When trade policy works, the world wins. But how does trade policy happen?
In a new, four-part audio series, the U.S. Grains Council (USGC) tackles this question as well as explaining why trade policy matters to U.S. agriculture, how trade negotiations work and why developing and expanding markets for U.S. coarse grains and co-products would not be possible without strong trade policy.
“We always say that U.S. farmers are some of the most international of all the business people in the United States because of the global impact of what they do and what happens around the world that impacts them,” said Tom Sleight, USGC president and chief executive officer, in one of the audio updates.
“All of these things come together and have an impact on trade and prices, and farmers need to factor in all of these issues.”
As U.S. farmers continue to increase their own productivity, exports are ever-increasing in importance to the farm economy.
Farmers need to find more demand for their bountiful harvests - and trade can help make that happen.
“That is going to be the determining factor of if U.S. agriculture is going to remain competitive and financially viable in the future,” said Floyd Gaibler, USGC director of trade and biotechnology, in another part of the audio series.
“It really does come down to the fact that if we cannot continue to expand our ability to export, the continued growth and productivity of this sector will decline, which means less economic opportunity for the sector as a whole.”
In order to develop the markets that grow into long-term customers of U.S. agriculture, the market must first be accessible - and that requires trade policy work.

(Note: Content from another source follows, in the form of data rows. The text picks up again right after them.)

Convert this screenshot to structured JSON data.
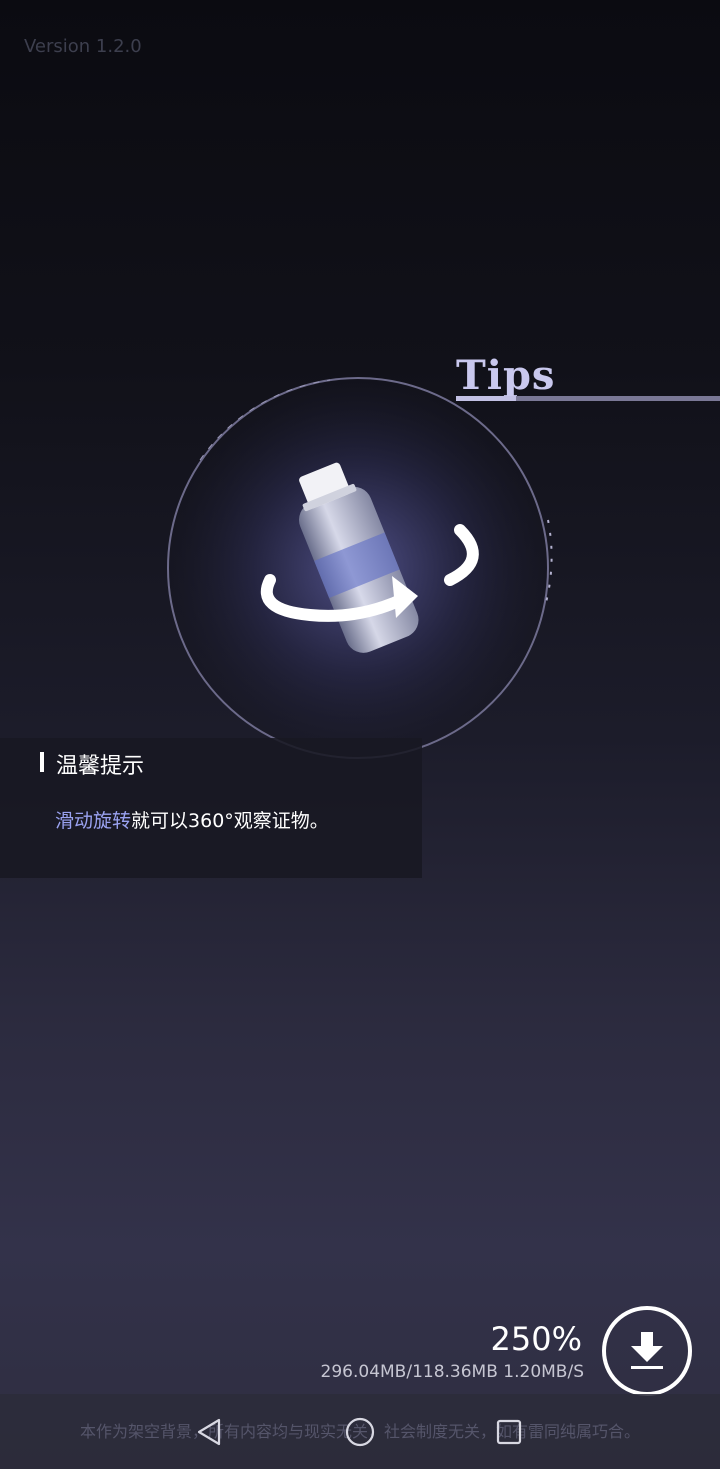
{
  "header": {
    "version": "Version 1.2.0"
  },
  "tips": {
    "title": "Tips",
    "heading": "温馨提示",
    "body_highlight": "滑动旋转",
    "body_rest": "就可以360°观察证物。"
  },
  "download": {
    "percent": "250%",
    "stats": "296.04MB/118.36MB 1.20MB/S",
    "icon": "download-icon"
  },
  "footer": {
    "disclaimer": "本作为架空背景，所有内容均与现实无关，社会制度无关，如有雷同纯属巧合。"
  },
  "nav": {
    "back_icon": "back-triangle-icon",
    "home_icon": "home-circle-icon",
    "recent_icon": "recent-square-icon"
  },
  "colors": {
    "accent": "#9aa2f0",
    "tips_title": "#c9c8ee"
  }
}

“In terms of tariff or non-tariff trade barriers being broken down and removed, you have to have that market access to allow your products to compete in a marketplace,” Sleight said.
“And so trade policy creates that market access that then allows you to go in and develop a market for the product.”
These trade policy discussions can involve single issues or larger trade agreements, like the North American Free Trade Agreement (NAFTA) negotiating round happening this week.
Gaibler outlines in the audio series how these trade agreement negotiations happen - a long and laborious process, but one crucial to maintaining existing market access and creating new opportunities for U.S. agriculture and their international customers.
“There are goals to try and have these issues resolved as soon as possible, but in most cases, these are years-long processes,” Gaibler said.
“It is always a difficult process to get through because everybody has the same vested interest in trying to benefit their citizens and commerce in their respective countries.”
“Good policy takes time and you have to work hard to achieve it.”
Learn more about how trade policy works in the Council’s four-part audio series: